> _DESCRIPTION OF THE TASK_
Output every entry below word for word, minus the images.

(Collected data entries)
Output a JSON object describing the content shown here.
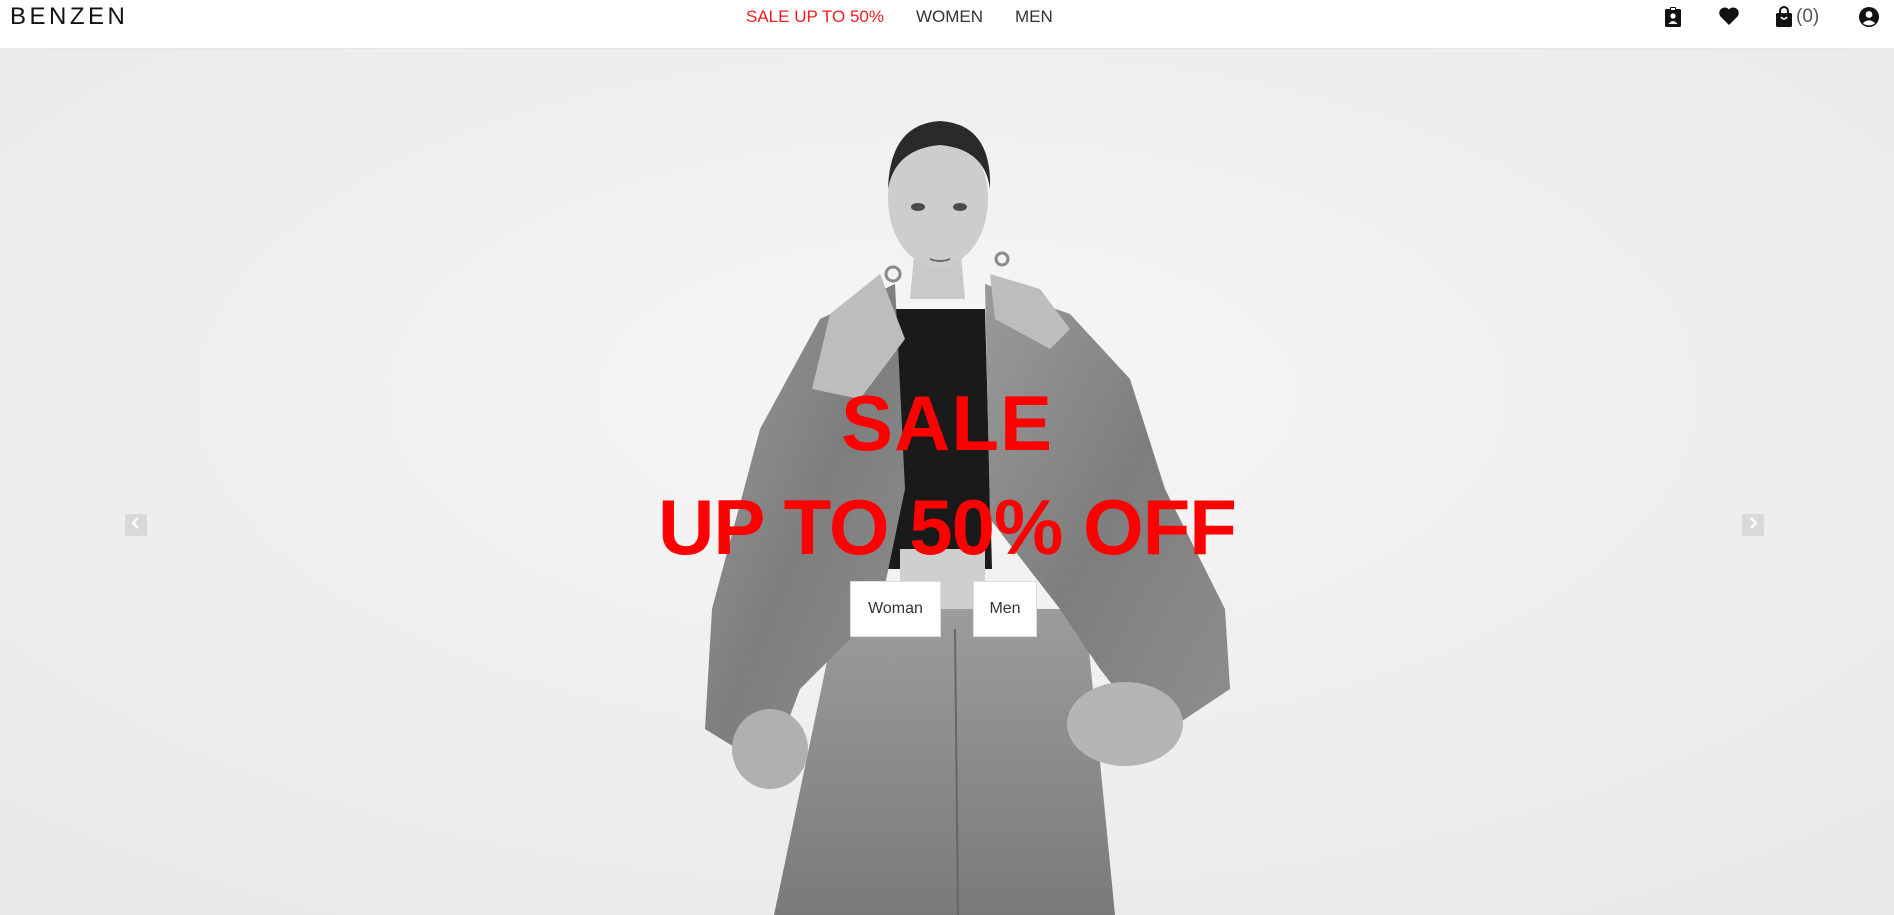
{
  "header": {
    "logo": "BENZEN",
    "nav": [
      {
        "label": "SALE UP TO 50%"
      },
      {
        "label": "WOMEN"
      },
      {
        "label": "MEN"
      }
    ],
    "cart_count": "(0)",
    "icons": [
      "account-card-icon",
      "heart-icon",
      "shopping-bag-icon",
      "user-circle-icon"
    ]
  },
  "hero": {
    "headline_1": "SALE",
    "headline_2": "UP TO 50% OFF",
    "buttons": {
      "woman": "Woman",
      "men": "Men"
    }
  },
  "colors": {
    "sale_red": "#ee1c25",
    "headline_red": "#ff0000",
    "background": "#f2f2f2"
  }
}
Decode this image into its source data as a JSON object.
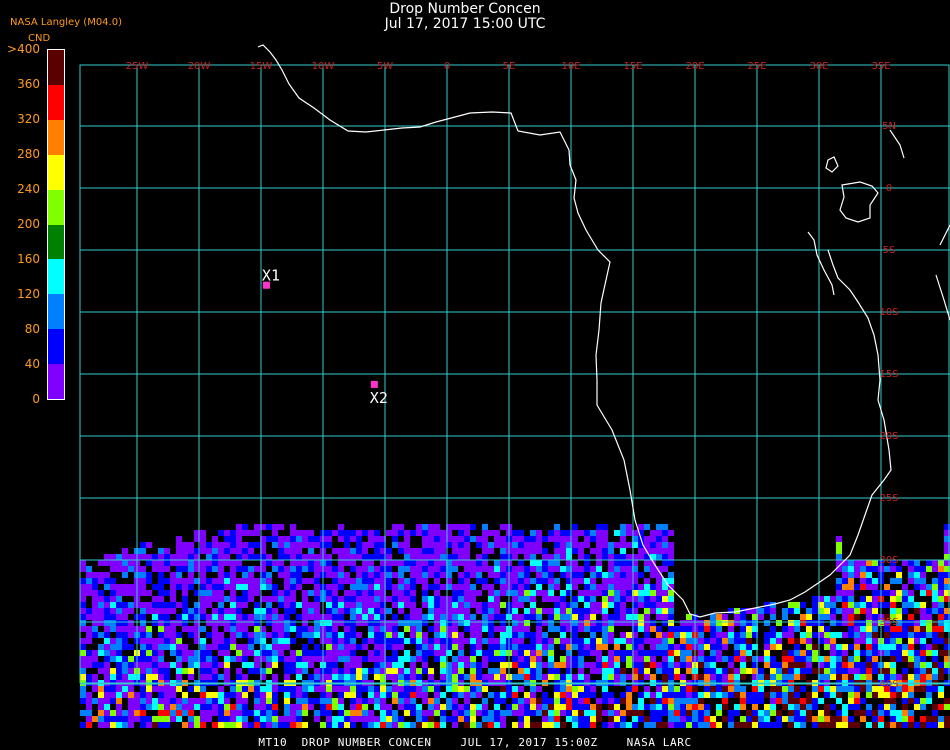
{
  "header": {
    "title_line1": "Drop Number Concen",
    "title_line2": "Jul 17, 2017 15:00 UTC",
    "organization": "NASA Langley (M04.0)"
  },
  "colorbar": {
    "unit": "CND",
    "tick_labels": [
      ">400",
      "360",
      "320",
      "280",
      "240",
      "200",
      "160",
      "120",
      "80",
      "40",
      "0"
    ],
    "colors_top_to_bottom": [
      "#5a0000",
      "#ff0000",
      "#ff8000",
      "#ffff00",
      "#80ff00",
      "#008000",
      "#00ffff",
      "#0080ff",
      "#0000ff",
      "#8000ff"
    ]
  },
  "map": {
    "lon_labels": [
      "25W",
      "20W",
      "15W",
      "10W",
      "5W",
      "0",
      "5E",
      "10E",
      "15E",
      "20E",
      "25E",
      "30E",
      "35E"
    ],
    "lat_labels": [
      "5N",
      "0",
      "5S",
      "10S",
      "15S",
      "20S",
      "25S",
      "30S",
      "35S",
      "40S"
    ],
    "grid_color": "#33cccc",
    "label_color": "#cc2222",
    "coast_color": "#ffffff",
    "markers": [
      {
        "label": "X1",
        "lon": -14.6,
        "lat": -7.8,
        "color": "#ff33cc"
      },
      {
        "label": "X2",
        "lon": -5.9,
        "lat": -15.8,
        "color": "#ff33cc"
      }
    ]
  },
  "footer": {
    "text": "MT10  DROP NUMBER CONCEN    JUL 17, 2017 15:00Z    NASA LARC"
  }
}
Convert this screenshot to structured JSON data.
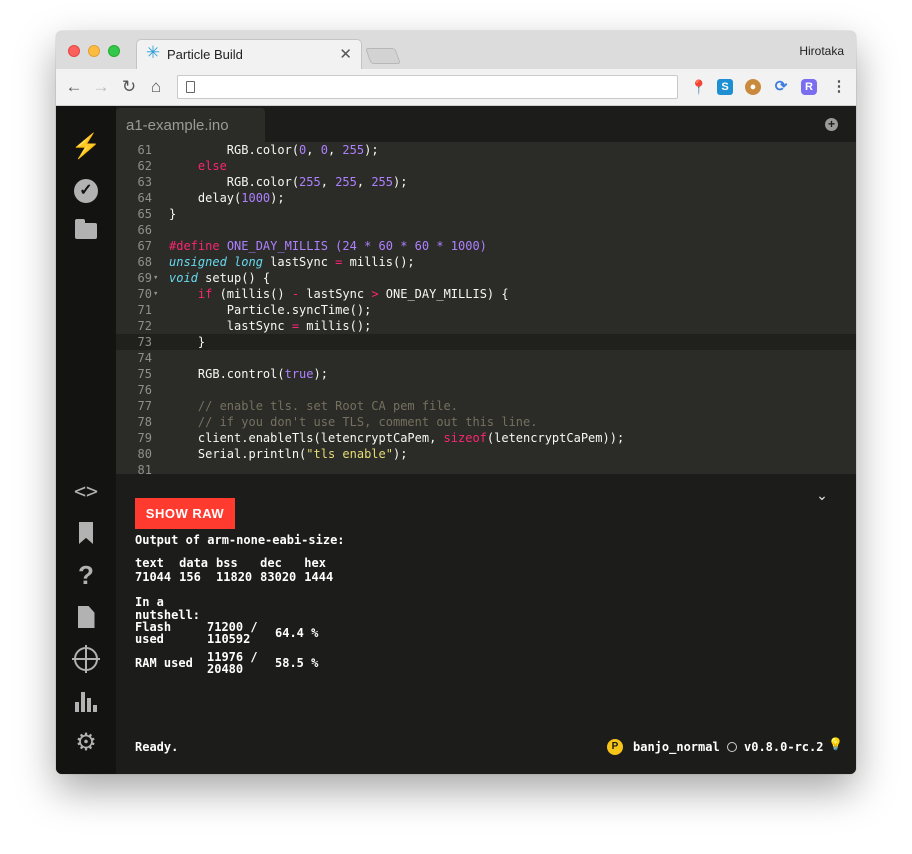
{
  "browser": {
    "tab_title": "Particle Build",
    "profile_name": "Hirotaka",
    "address": ""
  },
  "editor": {
    "file_tab": "a1-example.ino",
    "current_line": 73
  },
  "code_lines": [
    {
      "n": "61",
      "f": "",
      "html": "        RGB.color(<span class=\"n\">0</span>, <span class=\"n\">0</span>, <span class=\"n\">255</span>);"
    },
    {
      "n": "62",
      "f": "",
      "html": "    <span class=\"k\">else</span>"
    },
    {
      "n": "63",
      "f": "",
      "html": "        RGB.color(<span class=\"n\">255</span>, <span class=\"n\">255</span>, <span class=\"n\">255</span>);"
    },
    {
      "n": "64",
      "f": "",
      "html": "    delay(<span class=\"n\">1000</span>);"
    },
    {
      "n": "65",
      "f": "",
      "html": "}"
    },
    {
      "n": "66",
      "f": "",
      "html": ""
    },
    {
      "n": "67",
      "f": "",
      "html": "<span class=\"k\">#define</span> <span class=\"n\">ONE_DAY_MILLIS (24 * 60 * 60 * 1000)</span>"
    },
    {
      "n": "68",
      "f": "",
      "html": "<span class=\"s\">unsigned long</span> lastSync <span class=\"k\">=</span> millis();"
    },
    {
      "n": "69",
      "f": "▾",
      "html": "<span class=\"s\">void</span> setup() {"
    },
    {
      "n": "70",
      "f": "▾",
      "html": "    <span class=\"k\">if</span> (millis() <span class=\"k\">-</span> lastSync <span class=\"k\">&gt;</span> ONE_DAY_MILLIS) {"
    },
    {
      "n": "71",
      "f": "",
      "html": "        Particle.syncTime();"
    },
    {
      "n": "72",
      "f": "",
      "html": "        lastSync <span class=\"k\">=</span> millis();"
    },
    {
      "n": "73",
      "f": "",
      "html": "    }"
    },
    {
      "n": "74",
      "f": "",
      "html": ""
    },
    {
      "n": "75",
      "f": "",
      "html": "    RGB.control(<span class=\"n\">true</span>);"
    },
    {
      "n": "76",
      "f": "",
      "html": ""
    },
    {
      "n": "77",
      "f": "",
      "html": "    <span class=\"c\">// enable tls. set Root CA pem file.</span>"
    },
    {
      "n": "78",
      "f": "",
      "html": "    <span class=\"c\">// if you don't use TLS, comment out this line.</span>"
    },
    {
      "n": "79",
      "f": "",
      "html": "    client.enableTls(letencryptCaPem, <span class=\"k\">sizeof</span>(letencryptCaPem));"
    },
    {
      "n": "80",
      "f": "",
      "html": "    Serial.println(<span class=\"y\">\"tls enable\"</span>);"
    },
    {
      "n": "81",
      "f": "",
      "html": ""
    }
  ],
  "console": {
    "show_raw_label": "SHOW RAW",
    "output_header": "Output of arm-none-eabi-size:",
    "size_headers": [
      "text",
      "data",
      "bss",
      "dec",
      "hex"
    ],
    "size_values": [
      "71044",
      "156",
      "11820",
      "83020",
      "1444"
    ],
    "nutshell_title": "In a nutshell:",
    "flash_label": "Flash used",
    "flash_value": "71200 / 110592",
    "flash_pct": "64.4 %",
    "ram_label": "RAM used",
    "ram_value": "11976 / 20480",
    "ram_pct": "58.5 %",
    "status": "Ready."
  },
  "device": {
    "badge": "P",
    "name": "banjo_normal",
    "firmware": "v0.8.0-rc.2"
  },
  "icons": {
    "sidebar": [
      "flash-icon",
      "verify-icon",
      "folder-icon",
      "code-icon",
      "libraries-icon",
      "help-icon",
      "docs-icon",
      "console-icon",
      "reports-icon",
      "settings-icon"
    ]
  }
}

> _FINISHED TASK_
Output a JSON object describing the content shown here.
{
  "header": {
    "logo": "BENZEN",
    "nav": [
      {
        "label": "SALE UP TO 50%"
      },
      {
        "label": "WOMEN"
      },
      {
        "label": "MEN"
      }
    ],
    "cart_count": "(0)",
    "icons": [
      "account-card-icon",
      "heart-icon",
      "shopping-bag-icon",
      "user-circle-icon"
    ]
  },
  "hero": {
    "headline_1": "SALE",
    "headline_2": "UP TO 50% OFF",
    "buttons": {
      "woman": "Woman",
      "men": "Men"
    }
  },
  "colors": {
    "sale_red": "#ee1c25",
    "headline_red": "#ff0000",
    "background": "#f2f2f2"
  }
}
Decode this image into its source data as a JSON object.
{
  "header": {
    "title_line1": "Drop Number Concen",
    "title_line2": "Jul 17, 2017 15:00 UTC",
    "organization": "NASA Langley (M04.0)"
  },
  "colorbar": {
    "unit": "CND",
    "tick_labels": [
      ">400",
      "360",
      "320",
      "280",
      "240",
      "200",
      "160",
      "120",
      "80",
      "40",
      "0"
    ],
    "colors_top_to_bottom": [
      "#5a0000",
      "#ff0000",
      "#ff8000",
      "#ffff00",
      "#80ff00",
      "#008000",
      "#00ffff",
      "#0080ff",
      "#0000ff",
      "#8000ff"
    ]
  },
  "map": {
    "lon_labels": [
      "25W",
      "20W",
      "15W",
      "10W",
      "5W",
      "0",
      "5E",
      "10E",
      "15E",
      "20E",
      "25E",
      "30E",
      "35E"
    ],
    "lat_labels": [
      "5N",
      "0",
      "5S",
      "10S",
      "15S",
      "20S",
      "25S",
      "30S",
      "35S",
      "40S"
    ],
    "grid_color": "#33cccc",
    "label_color": "#cc2222",
    "coast_color": "#ffffff",
    "markers": [
      {
        "label": "X1",
        "lon": -14.6,
        "lat": -7.8,
        "color": "#ff33cc"
      },
      {
        "label": "X2",
        "lon": -5.9,
        "lat": -15.8,
        "color": "#ff33cc"
      }
    ]
  },
  "footer": {
    "text": "MT10  DROP NUMBER CONCEN    JUL 17, 2017 15:00Z    NASA LARC"
  }
}
Convert this screenshot to structured JSON data.
{
  "browser": {
    "tab_title": "Particle Build",
    "profile_name": "Hirotaka",
    "address": ""
  },
  "editor": {
    "file_tab": "a1-example.ino",
    "current_line": 73
  },
  "code_lines": [
    {
      "n": "61",
      "f": "",
      "html": "        RGB.color(<span class=\"n\">0</span>, <span class=\"n\">0</span>, <span class=\"n\">255</span>);"
    },
    {
      "n": "62",
      "f": "",
      "html": "    <span class=\"k\">else</span>"
    },
    {
      "n": "63",
      "f": "",
      "html": "        RGB.color(<span class=\"n\">255</span>, <span class=\"n\">255</span>, <span class=\"n\">255</span>);"
    },
    {
      "n": "64",
      "f": "",
      "html": "    delay(<span class=\"n\">1000</span>);"
    },
    {
      "n": "65",
      "f": "",
      "html": "}"
    },
    {
      "n": "66",
      "f": "",
      "html": ""
    },
    {
      "n": "67",
      "f": "",
      "html": "<span class=\"k\">#define</span> <span class=\"n\">ONE_DAY_MILLIS (24 * 60 * 60 * 1000)</span>"
    },
    {
      "n": "68",
      "f": "",
      "html": "<span class=\"s\">unsigned long</span> lastSync <span class=\"k\">=</span> millis();"
    },
    {
      "n": "69",
      "f": "▾",
      "html": "<span class=\"s\">void</span> setup() {"
    },
    {
      "n": "70",
      "f": "▾",
      "html": "    <span class=\"k\">if</span> (millis() <span class=\"k\">-</span> lastSync <span class=\"k\">&gt;</span> ONE_DAY_MILLIS) {"
    },
    {
      "n": "71",
      "f": "",
      "html": "        Particle.syncTime();"
    },
    {
      "n": "72",
      "f": "",
      "html": "        lastSync <span class=\"k\">=</span> millis();"
    },
    {
      "n": "73",
      "f": "",
      "html": "    }"
    },
    {
      "n": "74",
      "f": "",
      "html": ""
    },
    {
      "n": "75",
      "f": "",
      "html": "    RGB.control(<span class=\"n\">true</span>);"
    },
    {
      "n": "76",
      "f": "",
      "html": ""
    },
    {
      "n": "77",
      "f": "",
      "html": "    <span class=\"c\">// enable tls. set Root CA pem file.</span>"
    },
    {
      "n": "78",
      "f": "",
      "html": "    <span class=\"c\">// if you don't use TLS, comment out this line.</span>"
    },
    {
      "n": "79",
      "f": "",
      "html": "    client.enableTls(letencryptCaPem, <span class=\"k\">sizeof</span>(letencryptCaPem));"
    },
    {
      "n": "80",
      "f": "",
      "html": "    Serial.println(<span class=\"y\">\"tls enable\"</span>);"
    },
    {
      "n": "81",
      "f": "",
      "html": ""
    }
  ],
  "console": {
    "show_raw_label": "SHOW RAW",
    "output_header": "Output of arm-none-eabi-size:",
    "size_headers": [
      "text",
      "data",
      "bss",
      "dec",
      "hex"
    ],
    "size_values": [
      "71044",
      "156",
      "11820",
      "83020",
      "1444"
    ],
    "nutshell_title": "In a nutshell:",
    "flash_label": "Flash used",
    "flash_value": "71200 / 110592",
    "flash_pct": "64.4 %",
    "ram_label": "RAM used",
    "ram_value": "11976 / 20480",
    "ram_pct": "58.5 %",
    "status": "Ready."
  },
  "device": {
    "badge": "P",
    "name": "banjo_normal",
    "firmware": "v0.8.0-rc.2"
  },
  "icons": {
    "sidebar": [
      "flash-icon",
      "verify-icon",
      "folder-icon",
      "code-icon",
      "libraries-icon",
      "help-icon",
      "docs-icon",
      "console-icon",
      "reports-icon",
      "settings-icon"
    ]
  }
}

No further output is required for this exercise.